Gabriella is local girl made good, a uni student down south who comes back periodically to observe. Beatrice, initially bright and helpful, falls apart, is passed from doctor to doctor in Darwin and Perth, maybe she has offended the gods. Deslie, one of the older boys, is cheerful and willing but a petrol sniffer. Francis, held back by poor eyesight and broken glasses, meets a sad end.
The men, Milton, Alphonse, Raphael, Sebastian show Billy around. Billy comes back from Derby with a ute and a tinny, spends his spare time on the river fishing for barramundi. There are not many vehicles and wherever they go there are people piled in the back, tourists too if the bus is broken down.
The children are touchy feely and dismissive of boundaries. Billy and Liz accept this, sometimes of course grudgingly, but often with pleasure:

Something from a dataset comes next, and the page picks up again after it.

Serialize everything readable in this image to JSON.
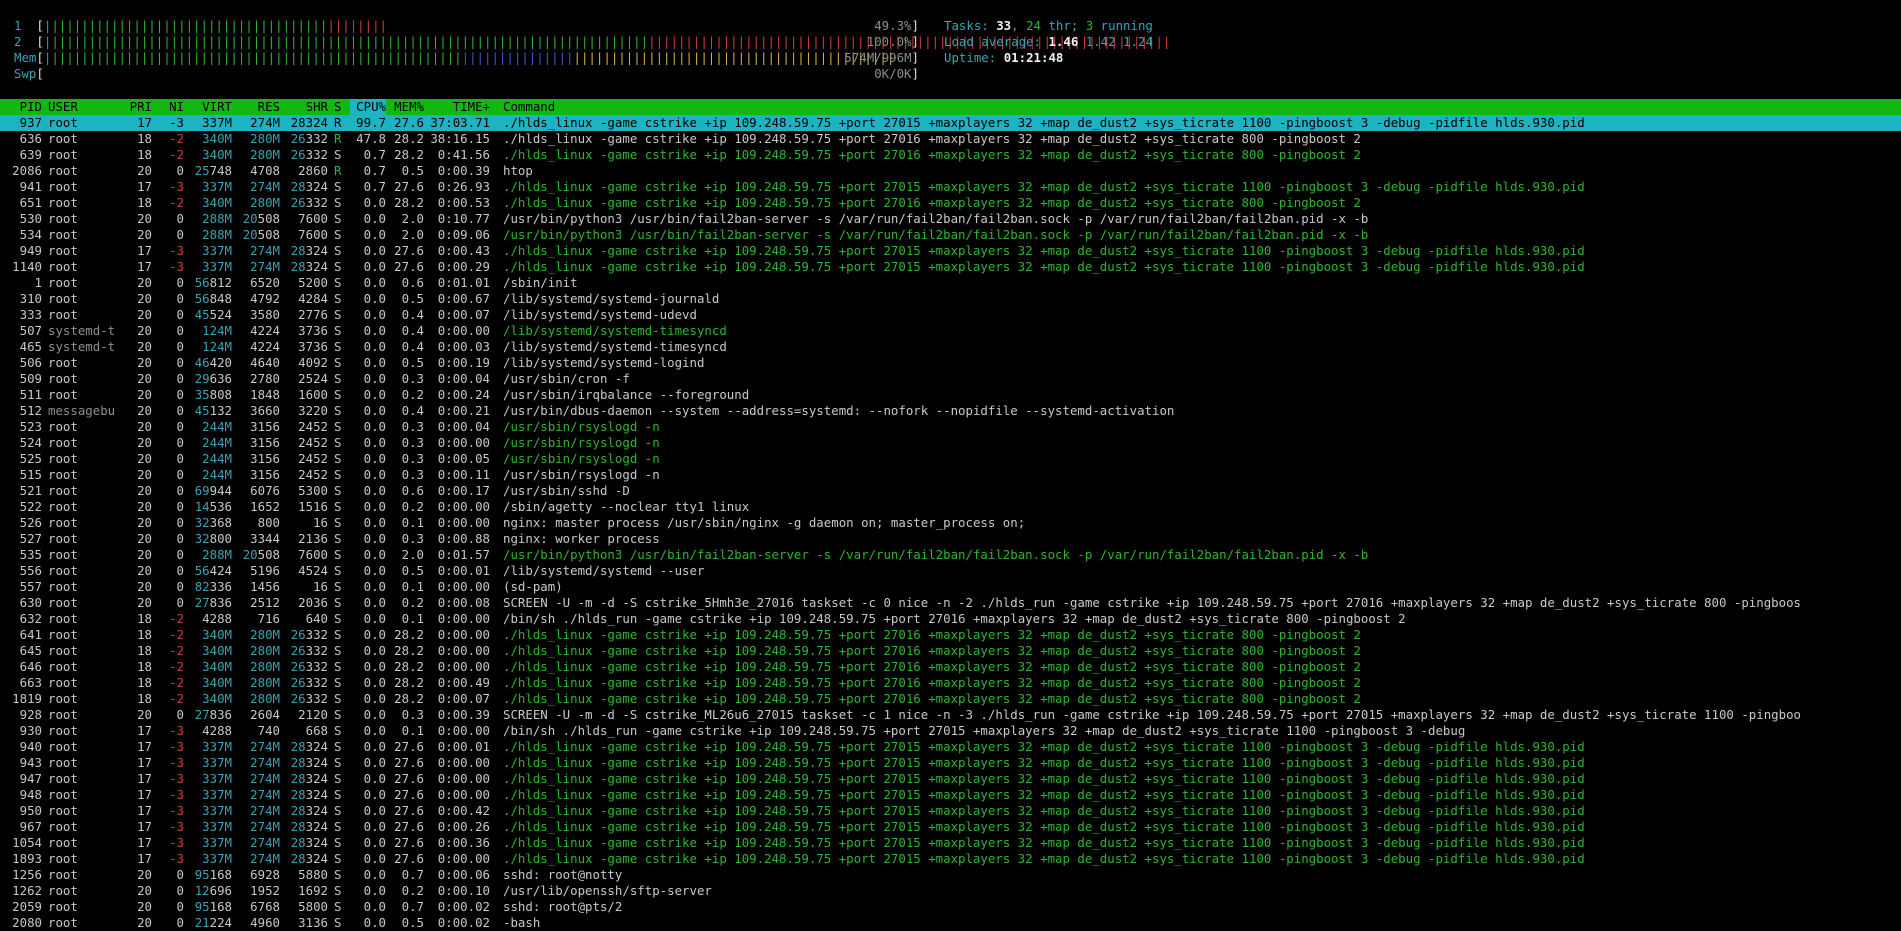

One hot afternoon Billy, Liz, the high school kids, they all went for a swim … The group moved in two major clusters, divided according to sex. The girls grouped around Liz and Jasmine, with Jasmine the main focus … They laughed, they shrieked, they studied her earrings and hair. They asked the two women about boyfriends, husbands. ‘Mr Storey [Billy] hit you ever? What he like when he drunk?’ … The girls held their guests’ hands and put their arms around their shoulders…
Imagine, again, seeing all this from above … The kids are mostly tight in around those teachers. Black skin looks good in the sun, shiny. Then nearly at High Diving, the kids break away and start to race to the river. They shed clothes on the run. They dive. They spear the water…
As we progress, the mood gets darker, Billy and Liz feel their openness is being taken advantage of. Karnama is a, theoretically, dry community but the whites drink and are observed drinking. The mail plane brings in alcohol. Builders working on new housing don’t employ locals, live in a men’s camp, drink and are visited by the women. Raphael is a bad drunk, beats his wives. The wives seek refuge with Billy and Liz.
A trip to Broome goes badly. The year draws to an end.
True Country is a stunningly well written book and I hope I have given you some sense of that, but it is also a brave book. Kim Scott, through Billy, confronts his fears and prejudices, the packs of half wild dogs which protect each house, the violence, the lack of purpose and the squalor. And, somehow, at the end he finds himself beginning to belong: “See? Now it is done. Now you know. True Country… We are serious. We are grinning. Welcome to you.”
Kim Scott, True Country, Fremantle Press, Perth, 1993